= Your goal =
Please print every record that follows, keeping each one exactly as it is.

= Data entries =
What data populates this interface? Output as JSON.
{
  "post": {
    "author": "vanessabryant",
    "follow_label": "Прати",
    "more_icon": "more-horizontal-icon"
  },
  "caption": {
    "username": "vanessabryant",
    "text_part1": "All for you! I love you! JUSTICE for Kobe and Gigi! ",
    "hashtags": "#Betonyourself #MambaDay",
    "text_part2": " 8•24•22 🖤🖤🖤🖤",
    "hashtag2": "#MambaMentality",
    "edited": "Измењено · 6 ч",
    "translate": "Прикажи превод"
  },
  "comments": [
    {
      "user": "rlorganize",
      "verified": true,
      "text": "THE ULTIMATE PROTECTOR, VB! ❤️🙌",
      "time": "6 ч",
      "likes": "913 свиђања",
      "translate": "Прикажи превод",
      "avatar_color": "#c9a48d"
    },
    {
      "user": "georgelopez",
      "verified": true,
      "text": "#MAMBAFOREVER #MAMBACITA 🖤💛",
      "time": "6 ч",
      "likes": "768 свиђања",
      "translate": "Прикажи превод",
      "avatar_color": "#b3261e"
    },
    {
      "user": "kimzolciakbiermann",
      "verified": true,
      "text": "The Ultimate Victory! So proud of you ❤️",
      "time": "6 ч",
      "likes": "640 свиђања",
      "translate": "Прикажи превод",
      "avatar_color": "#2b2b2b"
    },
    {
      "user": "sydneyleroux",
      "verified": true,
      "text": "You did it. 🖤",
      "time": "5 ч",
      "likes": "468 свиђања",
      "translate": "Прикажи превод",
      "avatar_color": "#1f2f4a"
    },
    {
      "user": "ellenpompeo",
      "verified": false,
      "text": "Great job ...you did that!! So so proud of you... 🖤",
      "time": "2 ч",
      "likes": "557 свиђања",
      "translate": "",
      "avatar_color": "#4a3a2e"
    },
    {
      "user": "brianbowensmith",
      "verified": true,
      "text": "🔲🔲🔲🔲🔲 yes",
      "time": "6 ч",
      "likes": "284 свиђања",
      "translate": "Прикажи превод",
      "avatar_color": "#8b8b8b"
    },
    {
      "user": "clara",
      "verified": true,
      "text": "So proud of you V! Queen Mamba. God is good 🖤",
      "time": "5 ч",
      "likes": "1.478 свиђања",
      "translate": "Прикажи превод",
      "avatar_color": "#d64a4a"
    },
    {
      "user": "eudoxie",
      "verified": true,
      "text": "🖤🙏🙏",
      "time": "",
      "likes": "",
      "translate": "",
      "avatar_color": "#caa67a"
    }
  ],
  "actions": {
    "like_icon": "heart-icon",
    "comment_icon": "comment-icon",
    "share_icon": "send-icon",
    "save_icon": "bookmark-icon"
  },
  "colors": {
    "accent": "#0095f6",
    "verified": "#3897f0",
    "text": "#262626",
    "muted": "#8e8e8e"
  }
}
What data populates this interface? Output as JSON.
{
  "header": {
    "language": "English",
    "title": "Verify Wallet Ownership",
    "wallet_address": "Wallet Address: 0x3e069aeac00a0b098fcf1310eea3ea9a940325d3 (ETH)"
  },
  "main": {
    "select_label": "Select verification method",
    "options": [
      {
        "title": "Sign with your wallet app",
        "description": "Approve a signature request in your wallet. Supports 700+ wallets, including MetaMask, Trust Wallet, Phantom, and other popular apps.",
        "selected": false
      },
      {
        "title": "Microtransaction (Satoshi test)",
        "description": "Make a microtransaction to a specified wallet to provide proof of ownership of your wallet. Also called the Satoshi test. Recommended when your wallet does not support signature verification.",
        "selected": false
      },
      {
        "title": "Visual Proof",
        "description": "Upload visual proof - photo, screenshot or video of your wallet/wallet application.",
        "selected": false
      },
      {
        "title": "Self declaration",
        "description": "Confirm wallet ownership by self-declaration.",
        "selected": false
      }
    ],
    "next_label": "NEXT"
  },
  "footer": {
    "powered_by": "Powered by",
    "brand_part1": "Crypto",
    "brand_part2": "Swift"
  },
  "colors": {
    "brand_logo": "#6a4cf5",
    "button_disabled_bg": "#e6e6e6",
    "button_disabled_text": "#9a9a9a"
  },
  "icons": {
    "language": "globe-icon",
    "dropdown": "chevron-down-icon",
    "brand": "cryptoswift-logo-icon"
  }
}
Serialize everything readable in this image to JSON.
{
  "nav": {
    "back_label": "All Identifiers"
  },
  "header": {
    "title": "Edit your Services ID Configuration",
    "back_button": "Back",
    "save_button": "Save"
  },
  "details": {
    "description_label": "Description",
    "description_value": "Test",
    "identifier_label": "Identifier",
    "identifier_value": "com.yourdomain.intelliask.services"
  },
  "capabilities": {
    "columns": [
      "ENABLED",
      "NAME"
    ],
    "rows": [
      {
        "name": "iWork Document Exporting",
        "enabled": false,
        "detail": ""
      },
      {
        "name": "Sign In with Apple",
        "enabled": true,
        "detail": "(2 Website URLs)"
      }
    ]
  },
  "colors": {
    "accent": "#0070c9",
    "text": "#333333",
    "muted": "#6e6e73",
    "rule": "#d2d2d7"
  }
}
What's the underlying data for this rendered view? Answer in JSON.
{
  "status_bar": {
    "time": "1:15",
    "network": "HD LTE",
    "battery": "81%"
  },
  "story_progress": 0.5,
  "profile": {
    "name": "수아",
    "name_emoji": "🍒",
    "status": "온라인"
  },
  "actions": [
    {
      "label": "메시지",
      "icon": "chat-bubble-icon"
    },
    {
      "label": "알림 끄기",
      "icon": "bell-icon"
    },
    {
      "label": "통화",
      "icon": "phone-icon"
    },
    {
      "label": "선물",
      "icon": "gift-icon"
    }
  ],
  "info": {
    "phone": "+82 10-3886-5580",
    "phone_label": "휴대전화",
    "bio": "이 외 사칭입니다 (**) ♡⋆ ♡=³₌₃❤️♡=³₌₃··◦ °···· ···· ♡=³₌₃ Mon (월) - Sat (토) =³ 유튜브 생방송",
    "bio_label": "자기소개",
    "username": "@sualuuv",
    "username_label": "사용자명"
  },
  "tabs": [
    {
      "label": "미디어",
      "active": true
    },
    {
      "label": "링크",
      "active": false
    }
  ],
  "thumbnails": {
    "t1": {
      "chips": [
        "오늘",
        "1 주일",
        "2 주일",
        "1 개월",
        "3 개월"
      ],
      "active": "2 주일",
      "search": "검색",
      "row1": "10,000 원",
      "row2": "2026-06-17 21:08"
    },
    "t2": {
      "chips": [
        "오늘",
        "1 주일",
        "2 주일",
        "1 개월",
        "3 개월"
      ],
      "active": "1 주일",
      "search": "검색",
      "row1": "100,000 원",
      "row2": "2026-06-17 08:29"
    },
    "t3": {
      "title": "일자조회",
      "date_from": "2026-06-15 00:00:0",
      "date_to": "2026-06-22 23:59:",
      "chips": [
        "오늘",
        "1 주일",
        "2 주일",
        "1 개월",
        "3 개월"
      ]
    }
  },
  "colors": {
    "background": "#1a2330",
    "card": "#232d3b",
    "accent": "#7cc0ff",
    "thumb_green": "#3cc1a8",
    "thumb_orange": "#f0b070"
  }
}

= Exercise output =
What data populates this interface? Output as JSON.
{
  "post": {
    "author": "vanessabryant",
    "follow_label": "Прати",
    "more_icon": "more-horizontal-icon"
  },
  "caption": {
    "username": "vanessabryant",
    "text_part1": "All for you! I love you! JUSTICE for Kobe and Gigi! ",
    "hashtags": "#Betonyourself #MambaDay",
    "text_part2": " 8•24•22 🖤🖤🖤🖤",
    "hashtag2": "#MambaMentality",
    "edited": "Измењено · 6 ч",
    "translate": "Прикажи превод"
  },
  "comments": [
    {
      "user": "rlorganize",
      "verified": true,
      "text": "THE ULTIMATE PROTECTOR, VB! ❤️🙌",
      "time": "6 ч",
      "likes": "913 свиђања",
      "translate": "Прикажи превод",
      "avatar_color": "#c9a48d"
    },
    {
      "user": "georgelopez",
      "verified": true,
      "text": "#MAMBAFOREVER #MAMBACITA 🖤💛",
      "time": "6 ч",
      "likes": "768 свиђања",
      "translate": "Прикажи превод",
      "avatar_color": "#b3261e"
    },
    {
      "user": "kimzolciakbiermann",
      "verified": true,
      "text": "The Ultimate Victory! So proud of you ❤️",
      "time": "6 ч",
      "likes": "640 свиђања",
      "translate": "Прикажи превод",
      "avatar_color": "#2b2b2b"
    },
    {
      "user": "sydneyleroux",
      "verified": true,
      "text": "You did it. 🖤",
      "time": "5 ч",
      "likes": "468 свиђања",
      "translate": "Прикажи превод",
      "avatar_color": "#1f2f4a"
    },
    {
      "user": "ellenpompeo",
      "verified": false,
      "text": "Great job ...you did that!! So so proud of you... 🖤",
      "time": "2 ч",
      "likes": "557 свиђања",
      "translate": "",
      "avatar_color": "#4a3a2e"
    },
    {
      "user": "brianbowensmith",
      "verified": true,
      "text": "🔲🔲🔲🔲🔲 yes",
      "time": "6 ч",
      "likes": "284 свиђања",
      "translate": "Прикажи превод",
      "avatar_color": "#8b8b8b"
    },
    {
      "user": "clara",
      "verified": true,
      "text": "So proud of you V! Queen Mamba. God is good 🖤",
      "time": "5 ч",
      "likes": "1.478 свиђања",
      "translate": "Прикажи превод",
      "avatar_color": "#d64a4a"
    },
    {
      "user": "eudoxie",
      "verified": true,
      "text": "🖤🙏🙏",
      "time": "",
      "likes": "",
      "translate": "",
      "avatar_color": "#caa67a"
    }
  ],
  "actions": {
    "like_icon": "heart-icon",
    "comment_icon": "comment-icon",
    "share_icon": "send-icon",
    "save_icon": "bookmark-icon"
  },
  "colors": {
    "accent": "#0095f6",
    "verified": "#3897f0",
    "text": "#262626",
    "muted": "#8e8e8e"
  }
}
What data populates this interface? Output as JSON.
{
  "header": {
    "language": "English",
    "title": "Verify Wallet Ownership",
    "wallet_address": "Wallet Address: 0x3e069aeac00a0b098fcf1310eea3ea9a940325d3 (ETH)"
  },
  "main": {
    "select_label": "Select verification method",
    "options": [
      {
        "title": "Sign with your wallet app",
        "description": "Approve a signature request in your wallet. Supports 700+ wallets, including MetaMask, Trust Wallet, Phantom, and other popular apps.",
        "selected": false
      },
      {
        "title": "Microtransaction (Satoshi test)",
        "description": "Make a microtransaction to a specified wallet to provide proof of ownership of your wallet. Also called the Satoshi test. Recommended when your wallet does not support signature verification.",
        "selected": false
      },
      {
        "title": "Visual Proof",
        "description": "Upload visual proof - photo, screenshot or video of your wallet/wallet application.",
        "selected": false
      },
      {
        "title": "Self declaration",
        "description": "Confirm wallet ownership by self-declaration.",
        "selected": false
      }
    ],
    "next_label": "NEXT"
  },
  "footer": {
    "powered_by": "Powered by",
    "brand_part1": "Crypto",
    "brand_part2": "Swift"
  },
  "colors": {
    "brand_logo": "#6a4cf5",
    "button_disabled_bg": "#e6e6e6",
    "button_disabled_text": "#9a9a9a"
  },
  "icons": {
    "language": "globe-icon",
    "dropdown": "chevron-down-icon",
    "brand": "cryptoswift-logo-icon"
  }
}
Serialize everything readable in this image to JSON.
{
  "nav": {
    "back_label": "All Identifiers"
  },
  "header": {
    "title": "Edit your Services ID Configuration",
    "back_button": "Back",
    "save_button": "Save"
  },
  "details": {
    "description_label": "Description",
    "description_value": "Test",
    "identifier_label": "Identifier",
    "identifier_value": "com.yourdomain.intelliask.services"
  },
  "capabilities": {
    "columns": [
      "ENABLED",
      "NAME"
    ],
    "rows": [
      {
        "name": "iWork Document Exporting",
        "enabled": false,
        "detail": ""
      },
      {
        "name": "Sign In with Apple",
        "enabled": true,
        "detail": "(2 Website URLs)"
      }
    ]
  },
  "colors": {
    "accent": "#0070c9",
    "text": "#333333",
    "muted": "#6e6e73",
    "rule": "#d2d2d7"
  }
}
What's the underlying data for this rendered view? Answer in JSON.
{
  "status_bar": {
    "time": "1:15",
    "network": "HD LTE",
    "battery": "81%"
  },
  "story_progress": 0.5,
  "profile": {
    "name": "수아",
    "name_emoji": "🍒",
    "status": "온라인"
  },
  "actions": [
    {
      "label": "메시지",
      "icon": "chat-bubble-icon"
    },
    {
      "label": "알림 끄기",
      "icon": "bell-icon"
    },
    {
      "label": "통화",
      "icon": "phone-icon"
    },
    {
      "label": "선물",
      "icon": "gift-icon"
    }
  ],
  "info": {
    "phone": "+82 10-3886-5580",
    "phone_label": "휴대전화",
    "bio": "이 외 사칭입니다 (**) ♡⋆ ♡=³₌₃❤️♡=³₌₃··◦ °···· ···· ♡=³₌₃ Mon (월) - Sat (토) =³ 유튜브 생방송",
    "bio_label": "자기소개",
    "username": "@sualuuv",
    "username_label": "사용자명"
  },
  "tabs": [
    {
      "label": "미디어",
      "active": true
    },
    {
      "label": "링크",
      "active": false
    }
  ],
  "thumbnails": {
    "t1": {
      "chips": [
        "오늘",
        "1 주일",
        "2 주일",
        "1 개월",
        "3 개월"
      ],
      "active": "2 주일",
      "search": "검색",
      "row1": "10,000 원",
      "row2": "2026-06-17 21:08"
    },
    "t2": {
      "chips": [
        "오늘",
        "1 주일",
        "2 주일",
        "1 개월",
        "3 개월"
      ],
      "active": "1 주일",
      "search": "검색",
      "row1": "100,000 원",
      "row2": "2026-06-17 08:29"
    },
    "t3": {
      "title": "일자조회",
      "date_from": "2026-06-15 00:00:0",
      "date_to": "2026-06-22 23:59:",
      "chips": [
        "오늘",
        "1 주일",
        "2 주일",
        "1 개월",
        "3 개월"
      ]
    }
  },
  "colors": {
    "background": "#1a2330",
    "card": "#232d3b",
    "accent": "#7cc0ff",
    "thumb_green": "#3cc1a8",
    "thumb_orange": "#f0b070"
  }
}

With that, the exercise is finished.